Good is the enemy of great. That is the line that begins one of the best management books (“Good to Great” by Jim Collins) I’ve read over the course of my master’s program, and it sparked many interesting class discussions.
On the surface, the statement seems absurd. How could good be a negative thing? Isn’t bad the enemy of great? We can easily imagine the two locked in an epic battle, bad trying to pull us down and keep us from achieving great.
But sometimes what keeps is from reaching the extraordinary is not a force of evil. Sometimes it’s good. (more…)
Last night, while my husband was happily snoring away, I was quietly stumbling around in the dark. Or maybe not so quietly. And like the dork I am, it made me think of psychology. (But that’s nothing new. Everything makes me think of psychology.)
Psychology lesson for the day (from the chapter on Sensory Perception): photoreceptors. In those lovely eyeballs of yours, you’ve got photoreceptors, a special kind of neuron that lets you see light. There are primarily two kinds: rods and cones. Rods allow you to see dim light, and they’re found throughout your retina, except in the very center. The center is packed with cones, which respond to brighter light and allow the greatest visual acuity. (more…)
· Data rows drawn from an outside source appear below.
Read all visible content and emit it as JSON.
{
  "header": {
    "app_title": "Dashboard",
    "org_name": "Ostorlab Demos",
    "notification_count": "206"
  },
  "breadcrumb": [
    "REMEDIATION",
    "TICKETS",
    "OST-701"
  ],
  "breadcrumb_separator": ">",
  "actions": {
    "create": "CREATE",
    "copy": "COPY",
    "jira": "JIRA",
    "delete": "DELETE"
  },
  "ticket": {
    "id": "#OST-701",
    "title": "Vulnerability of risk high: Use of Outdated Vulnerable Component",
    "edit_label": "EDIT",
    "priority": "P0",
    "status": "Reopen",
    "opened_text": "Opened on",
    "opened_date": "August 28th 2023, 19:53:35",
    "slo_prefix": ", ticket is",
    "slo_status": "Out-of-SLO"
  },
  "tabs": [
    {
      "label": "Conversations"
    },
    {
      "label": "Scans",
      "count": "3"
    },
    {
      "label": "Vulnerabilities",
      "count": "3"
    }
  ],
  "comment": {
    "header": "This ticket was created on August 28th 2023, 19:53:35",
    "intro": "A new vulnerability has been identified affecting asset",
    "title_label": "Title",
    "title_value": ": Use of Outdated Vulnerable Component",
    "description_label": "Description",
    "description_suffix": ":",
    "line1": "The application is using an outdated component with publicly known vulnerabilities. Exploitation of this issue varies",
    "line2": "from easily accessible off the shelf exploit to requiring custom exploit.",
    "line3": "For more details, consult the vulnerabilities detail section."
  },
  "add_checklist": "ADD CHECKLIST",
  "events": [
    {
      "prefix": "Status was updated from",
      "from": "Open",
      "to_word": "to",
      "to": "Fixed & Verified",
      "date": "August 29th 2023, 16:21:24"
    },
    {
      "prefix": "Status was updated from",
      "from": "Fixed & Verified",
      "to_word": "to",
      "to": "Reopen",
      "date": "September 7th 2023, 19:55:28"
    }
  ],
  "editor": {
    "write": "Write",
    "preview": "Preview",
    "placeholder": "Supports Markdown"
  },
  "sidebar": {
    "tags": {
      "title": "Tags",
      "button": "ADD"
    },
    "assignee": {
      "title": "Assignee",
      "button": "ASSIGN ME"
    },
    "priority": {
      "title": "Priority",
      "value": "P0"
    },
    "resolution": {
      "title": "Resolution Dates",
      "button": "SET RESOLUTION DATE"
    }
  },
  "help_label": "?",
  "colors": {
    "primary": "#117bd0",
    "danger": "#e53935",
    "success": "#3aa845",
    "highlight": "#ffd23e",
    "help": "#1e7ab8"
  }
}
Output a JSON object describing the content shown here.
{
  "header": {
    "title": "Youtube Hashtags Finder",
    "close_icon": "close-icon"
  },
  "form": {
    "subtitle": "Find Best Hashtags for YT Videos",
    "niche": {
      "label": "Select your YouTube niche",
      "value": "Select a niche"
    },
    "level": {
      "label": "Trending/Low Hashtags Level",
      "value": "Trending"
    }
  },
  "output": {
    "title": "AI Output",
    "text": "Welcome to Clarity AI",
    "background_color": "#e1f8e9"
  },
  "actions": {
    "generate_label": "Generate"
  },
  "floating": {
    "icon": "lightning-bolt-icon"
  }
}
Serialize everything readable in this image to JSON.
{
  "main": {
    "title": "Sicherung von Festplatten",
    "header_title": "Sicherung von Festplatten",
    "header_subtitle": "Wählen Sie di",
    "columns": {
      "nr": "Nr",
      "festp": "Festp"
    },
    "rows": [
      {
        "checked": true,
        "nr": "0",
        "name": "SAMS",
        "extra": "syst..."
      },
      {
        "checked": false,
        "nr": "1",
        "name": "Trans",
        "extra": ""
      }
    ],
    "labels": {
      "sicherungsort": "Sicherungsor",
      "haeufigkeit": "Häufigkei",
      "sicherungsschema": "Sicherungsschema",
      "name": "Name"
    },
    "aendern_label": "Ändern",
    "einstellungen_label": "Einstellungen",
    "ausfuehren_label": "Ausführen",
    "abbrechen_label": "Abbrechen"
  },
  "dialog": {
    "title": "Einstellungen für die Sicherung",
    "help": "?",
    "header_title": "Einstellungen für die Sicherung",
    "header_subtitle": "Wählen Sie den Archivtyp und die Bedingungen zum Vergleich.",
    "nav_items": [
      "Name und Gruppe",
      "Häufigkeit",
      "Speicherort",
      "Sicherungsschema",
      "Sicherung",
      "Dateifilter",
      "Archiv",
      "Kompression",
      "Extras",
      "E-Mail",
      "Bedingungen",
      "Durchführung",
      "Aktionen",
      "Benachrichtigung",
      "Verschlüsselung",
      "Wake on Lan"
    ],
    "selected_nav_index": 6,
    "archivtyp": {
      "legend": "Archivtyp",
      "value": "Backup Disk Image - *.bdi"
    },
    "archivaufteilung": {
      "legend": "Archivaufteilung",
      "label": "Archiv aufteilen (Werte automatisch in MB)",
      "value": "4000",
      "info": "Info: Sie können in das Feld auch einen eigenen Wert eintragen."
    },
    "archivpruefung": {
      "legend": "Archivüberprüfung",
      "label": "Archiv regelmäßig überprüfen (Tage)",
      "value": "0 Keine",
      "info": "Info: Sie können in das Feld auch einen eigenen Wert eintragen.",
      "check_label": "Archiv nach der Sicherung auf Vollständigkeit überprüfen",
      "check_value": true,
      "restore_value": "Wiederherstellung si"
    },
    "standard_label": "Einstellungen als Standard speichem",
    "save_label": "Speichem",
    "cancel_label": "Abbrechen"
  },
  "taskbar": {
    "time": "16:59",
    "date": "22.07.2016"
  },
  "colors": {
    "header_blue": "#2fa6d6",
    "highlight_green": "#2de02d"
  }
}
I’m an introvert. That means a lot of things. But there are a few things it doesn’t mean, misconceptions perpetuated by our extraverted counterparts who just don’t understand how we function. Here are a few:
I’m quiet. Sometimes I am, sometimes I’m not. Depends on the situation. But being an introvert doesn’t mean I’m afraid to speak. In fact, I love public speaking. If you want to engage an introvert in conversation, skip the weather small talk and get them onto a subject they enjoy. They may never stop. (more…)